§ **Source records**:
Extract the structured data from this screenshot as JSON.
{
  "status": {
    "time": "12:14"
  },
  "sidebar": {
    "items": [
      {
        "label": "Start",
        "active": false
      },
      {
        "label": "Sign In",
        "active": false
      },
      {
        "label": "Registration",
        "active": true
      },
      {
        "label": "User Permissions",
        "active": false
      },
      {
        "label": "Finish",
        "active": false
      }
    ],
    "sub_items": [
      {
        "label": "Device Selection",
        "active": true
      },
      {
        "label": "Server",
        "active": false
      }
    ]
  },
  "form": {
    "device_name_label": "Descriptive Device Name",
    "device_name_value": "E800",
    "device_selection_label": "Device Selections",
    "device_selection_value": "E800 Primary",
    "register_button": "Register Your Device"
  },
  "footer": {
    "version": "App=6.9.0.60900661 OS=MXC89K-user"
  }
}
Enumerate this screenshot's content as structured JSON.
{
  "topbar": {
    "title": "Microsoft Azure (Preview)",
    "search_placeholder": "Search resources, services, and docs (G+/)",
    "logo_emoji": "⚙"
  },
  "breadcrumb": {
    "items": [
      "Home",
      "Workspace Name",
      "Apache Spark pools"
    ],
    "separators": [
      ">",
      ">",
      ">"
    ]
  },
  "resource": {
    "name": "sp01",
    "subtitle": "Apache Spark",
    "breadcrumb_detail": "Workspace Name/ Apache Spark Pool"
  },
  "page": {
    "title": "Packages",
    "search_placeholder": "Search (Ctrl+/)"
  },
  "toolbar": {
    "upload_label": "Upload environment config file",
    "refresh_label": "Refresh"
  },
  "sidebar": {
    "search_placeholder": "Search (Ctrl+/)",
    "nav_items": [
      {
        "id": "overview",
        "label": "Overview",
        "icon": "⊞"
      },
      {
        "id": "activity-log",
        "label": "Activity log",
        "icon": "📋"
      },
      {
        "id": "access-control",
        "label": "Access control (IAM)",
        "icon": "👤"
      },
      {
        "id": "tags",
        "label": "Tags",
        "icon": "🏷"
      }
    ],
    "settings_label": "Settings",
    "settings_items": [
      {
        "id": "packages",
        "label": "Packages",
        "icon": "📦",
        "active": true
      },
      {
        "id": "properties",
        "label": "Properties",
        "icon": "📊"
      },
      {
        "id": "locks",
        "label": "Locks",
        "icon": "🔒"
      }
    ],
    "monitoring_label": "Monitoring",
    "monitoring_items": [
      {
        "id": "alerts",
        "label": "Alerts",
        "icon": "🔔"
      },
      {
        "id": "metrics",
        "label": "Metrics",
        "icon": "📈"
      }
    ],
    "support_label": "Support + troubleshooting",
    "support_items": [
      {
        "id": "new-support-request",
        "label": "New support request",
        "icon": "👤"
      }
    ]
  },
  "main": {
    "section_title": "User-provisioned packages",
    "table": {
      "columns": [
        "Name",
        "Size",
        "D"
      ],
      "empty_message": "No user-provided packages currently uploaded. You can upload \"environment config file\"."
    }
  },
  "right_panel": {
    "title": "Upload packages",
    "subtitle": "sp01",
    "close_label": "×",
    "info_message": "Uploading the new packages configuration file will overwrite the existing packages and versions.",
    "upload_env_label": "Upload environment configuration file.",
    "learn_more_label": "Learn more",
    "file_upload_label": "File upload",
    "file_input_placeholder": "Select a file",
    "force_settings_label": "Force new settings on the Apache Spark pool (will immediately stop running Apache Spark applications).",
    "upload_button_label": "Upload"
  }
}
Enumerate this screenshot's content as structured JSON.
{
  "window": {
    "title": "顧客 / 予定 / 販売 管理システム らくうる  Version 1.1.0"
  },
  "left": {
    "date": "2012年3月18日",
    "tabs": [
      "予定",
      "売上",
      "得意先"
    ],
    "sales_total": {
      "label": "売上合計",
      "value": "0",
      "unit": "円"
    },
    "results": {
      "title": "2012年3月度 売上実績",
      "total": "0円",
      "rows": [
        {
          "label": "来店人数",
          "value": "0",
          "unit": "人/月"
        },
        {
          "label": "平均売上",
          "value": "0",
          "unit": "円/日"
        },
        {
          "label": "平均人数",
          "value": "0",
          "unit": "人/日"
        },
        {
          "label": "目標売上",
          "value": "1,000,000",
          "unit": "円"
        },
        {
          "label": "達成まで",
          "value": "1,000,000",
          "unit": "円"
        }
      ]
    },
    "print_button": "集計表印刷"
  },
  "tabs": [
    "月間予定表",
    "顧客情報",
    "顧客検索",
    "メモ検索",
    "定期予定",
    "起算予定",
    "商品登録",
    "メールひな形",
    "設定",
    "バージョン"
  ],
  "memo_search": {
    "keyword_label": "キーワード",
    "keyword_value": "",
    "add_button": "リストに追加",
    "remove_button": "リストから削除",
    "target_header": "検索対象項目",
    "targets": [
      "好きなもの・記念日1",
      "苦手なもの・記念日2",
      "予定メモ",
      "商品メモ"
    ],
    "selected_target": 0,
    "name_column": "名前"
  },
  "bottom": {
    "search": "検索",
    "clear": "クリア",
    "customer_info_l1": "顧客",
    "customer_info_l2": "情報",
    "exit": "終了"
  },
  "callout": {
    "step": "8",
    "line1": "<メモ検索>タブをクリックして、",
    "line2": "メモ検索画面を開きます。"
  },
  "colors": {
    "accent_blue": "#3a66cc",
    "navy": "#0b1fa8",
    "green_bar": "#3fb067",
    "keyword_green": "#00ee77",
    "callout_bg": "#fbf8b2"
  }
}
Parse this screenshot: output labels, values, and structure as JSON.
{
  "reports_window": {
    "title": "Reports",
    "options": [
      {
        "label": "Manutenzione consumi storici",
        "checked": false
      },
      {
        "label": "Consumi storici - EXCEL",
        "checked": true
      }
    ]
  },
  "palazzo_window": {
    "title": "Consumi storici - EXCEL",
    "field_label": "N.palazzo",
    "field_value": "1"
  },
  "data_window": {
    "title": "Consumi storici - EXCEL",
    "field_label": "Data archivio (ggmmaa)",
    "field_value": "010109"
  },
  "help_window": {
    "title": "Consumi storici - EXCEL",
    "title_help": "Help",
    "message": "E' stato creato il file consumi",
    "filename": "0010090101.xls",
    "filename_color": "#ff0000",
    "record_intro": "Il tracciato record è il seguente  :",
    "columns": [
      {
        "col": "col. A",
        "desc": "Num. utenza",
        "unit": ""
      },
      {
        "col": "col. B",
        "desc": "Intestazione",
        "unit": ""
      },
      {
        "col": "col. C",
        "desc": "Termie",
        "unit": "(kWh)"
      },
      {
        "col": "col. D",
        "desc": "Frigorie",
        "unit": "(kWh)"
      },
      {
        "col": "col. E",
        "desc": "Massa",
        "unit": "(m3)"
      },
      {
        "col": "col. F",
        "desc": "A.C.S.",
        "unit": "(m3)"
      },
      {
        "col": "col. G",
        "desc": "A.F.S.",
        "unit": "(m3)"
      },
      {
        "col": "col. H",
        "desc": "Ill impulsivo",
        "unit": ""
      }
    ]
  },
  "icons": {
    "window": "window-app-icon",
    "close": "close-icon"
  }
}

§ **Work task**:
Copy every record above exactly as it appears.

§ **Answer space**:
Extract the structured data from this screenshot as JSON.
{
  "status": {
    "time": "12:14"
  },
  "sidebar": {
    "items": [
      {
        "label": "Start",
        "active": false
      },
      {
        "label": "Sign In",
        "active": false
      },
      {
        "label": "Registration",
        "active": true
      },
      {
        "label": "User Permissions",
        "active": false
      },
      {
        "label": "Finish",
        "active": false
      }
    ],
    "sub_items": [
      {
        "label": "Device Selection",
        "active": true
      },
      {
        "label": "Server",
        "active": false
      }
    ]
  },
  "form": {
    "device_name_label": "Descriptive Device Name",
    "device_name_value": "E800",
    "device_selection_label": "Device Selections",
    "device_selection_value": "E800 Primary",
    "register_button": "Register Your Device"
  },
  "footer": {
    "version": "App=6.9.0.60900661 OS=MXC89K-user"
  }
}
Enumerate this screenshot's content as structured JSON.
{
  "topbar": {
    "title": "Microsoft Azure (Preview)",
    "search_placeholder": "Search resources, services, and docs (G+/)",
    "logo_emoji": "⚙"
  },
  "breadcrumb": {
    "items": [
      "Home",
      "Workspace Name",
      "Apache Spark pools"
    ],
    "separators": [
      ">",
      ">",
      ">"
    ]
  },
  "resource": {
    "name": "sp01",
    "subtitle": "Apache Spark",
    "breadcrumb_detail": "Workspace Name/ Apache Spark Pool"
  },
  "page": {
    "title": "Packages",
    "search_placeholder": "Search (Ctrl+/)"
  },
  "toolbar": {
    "upload_label": "Upload environment config file",
    "refresh_label": "Refresh"
  },
  "sidebar": {
    "search_placeholder": "Search (Ctrl+/)",
    "nav_items": [
      {
        "id": "overview",
        "label": "Overview",
        "icon": "⊞"
      },
      {
        "id": "activity-log",
        "label": "Activity log",
        "icon": "📋"
      },
      {
        "id": "access-control",
        "label": "Access control (IAM)",
        "icon": "👤"
      },
      {
        "id": "tags",
        "label": "Tags",
        "icon": "🏷"
      }
    ],
    "settings_label": "Settings",
    "settings_items": [
      {
        "id": "packages",
        "label": "Packages",
        "icon": "📦",
        "active": true
      },
      {
        "id": "properties",
        "label": "Properties",
        "icon": "📊"
      },
      {
        "id": "locks",
        "label": "Locks",
        "icon": "🔒"
      }
    ],
    "monitoring_label": "Monitoring",
    "monitoring_items": [
      {
        "id": "alerts",
        "label": "Alerts",
        "icon": "🔔"
      },
      {
        "id": "metrics",
        "label": "Metrics",
        "icon": "📈"
      }
    ],
    "support_label": "Support + troubleshooting",
    "support_items": [
      {
        "id": "new-support-request",
        "label": "New support request",
        "icon": "👤"
      }
    ]
  },
  "main": {
    "section_title": "User-provisioned packages",
    "table": {
      "columns": [
        "Name",
        "Size",
        "D"
      ],
      "empty_message": "No user-provided packages currently uploaded. You can upload \"environment config file\"."
    }
  },
  "right_panel": {
    "title": "Upload packages",
    "subtitle": "sp01",
    "close_label": "×",
    "info_message": "Uploading the new packages configuration file will overwrite the existing packages and versions.",
    "upload_env_label": "Upload environment configuration file.",
    "learn_more_label": "Learn more",
    "file_upload_label": "File upload",
    "file_input_placeholder": "Select a file",
    "force_settings_label": "Force new settings on the Apache Spark pool (will immediately stop running Apache Spark applications).",
    "upload_button_label": "Upload"
  }
}
Enumerate this screenshot's content as structured JSON.
{
  "window": {
    "title": "顧客 / 予定 / 販売 管理システム らくうる  Version 1.1.0"
  },
  "left": {
    "date": "2012年3月18日",
    "tabs": [
      "予定",
      "売上",
      "得意先"
    ],
    "sales_total": {
      "label": "売上合計",
      "value": "0",
      "unit": "円"
    },
    "results": {
      "title": "2012年3月度 売上実績",
      "total": "0円",
      "rows": [
        {
          "label": "来店人数",
          "value": "0",
          "unit": "人/月"
        },
        {
          "label": "平均売上",
          "value": "0",
          "unit": "円/日"
        },
        {
          "label": "平均人数",
          "value": "0",
          "unit": "人/日"
        },
        {
          "label": "目標売上",
          "value": "1,000,000",
          "unit": "円"
        },
        {
          "label": "達成まで",
          "value": "1,000,000",
          "unit": "円"
        }
      ]
    },
    "print_button": "集計表印刷"
  },
  "tabs": [
    "月間予定表",
    "顧客情報",
    "顧客検索",
    "メモ検索",
    "定期予定",
    "起算予定",
    "商品登録",
    "メールひな形",
    "設定",
    "バージョン"
  ],
  "memo_search": {
    "keyword_label": "キーワード",
    "keyword_value": "",
    "add_button": "リストに追加",
    "remove_button": "リストから削除",
    "target_header": "検索対象項目",
    "targets": [
      "好きなもの・記念日1",
      "苦手なもの・記念日2",
      "予定メモ",
      "商品メモ"
    ],
    "selected_target": 0,
    "name_column": "名前"
  },
  "bottom": {
    "search": "検索",
    "clear": "クリア",
    "customer_info_l1": "顧客",
    "customer_info_l2": "情報",
    "exit": "終了"
  },
  "callout": {
    "step": "8",
    "line1": "<メモ検索>タブをクリックして、",
    "line2": "メモ検索画面を開きます。"
  },
  "colors": {
    "accent_blue": "#3a66cc",
    "navy": "#0b1fa8",
    "green_bar": "#3fb067",
    "keyword_green": "#00ee77",
    "callout_bg": "#fbf8b2"
  }
}
Parse this screenshot: output labels, values, and structure as JSON.
{
  "reports_window": {
    "title": "Reports",
    "options": [
      {
        "label": "Manutenzione consumi storici",
        "checked": false
      },
      {
        "label": "Consumi storici - EXCEL",
        "checked": true
      }
    ]
  },
  "palazzo_window": {
    "title": "Consumi storici - EXCEL",
    "field_label": "N.palazzo",
    "field_value": "1"
  },
  "data_window": {
    "title": "Consumi storici - EXCEL",
    "field_label": "Data archivio (ggmmaa)",
    "field_value": "010109"
  },
  "help_window": {
    "title": "Consumi storici - EXCEL",
    "title_help": "Help",
    "message": "E' stato creato il file consumi",
    "filename": "0010090101.xls",
    "filename_color": "#ff0000",
    "record_intro": "Il tracciato record è il seguente  :",
    "columns": [
      {
        "col": "col. A",
        "desc": "Num. utenza",
        "unit": ""
      },
      {
        "col": "col. B",
        "desc": "Intestazione",
        "unit": ""
      },
      {
        "col": "col. C",
        "desc": "Termie",
        "unit": "(kWh)"
      },
      {
        "col": "col. D",
        "desc": "Frigorie",
        "unit": "(kWh)"
      },
      {
        "col": "col. E",
        "desc": "Massa",
        "unit": "(m3)"
      },
      {
        "col": "col. F",
        "desc": "A.C.S.",
        "unit": "(m3)"
      },
      {
        "col": "col. G",
        "desc": "A.F.S.",
        "unit": "(m3)"
      },
      {
        "col": "col. H",
        "desc": "Ill impulsivo",
        "unit": ""
      }
    ]
  },
  "icons": {
    "window": "window-app-icon",
    "close": "close-icon"
  }
}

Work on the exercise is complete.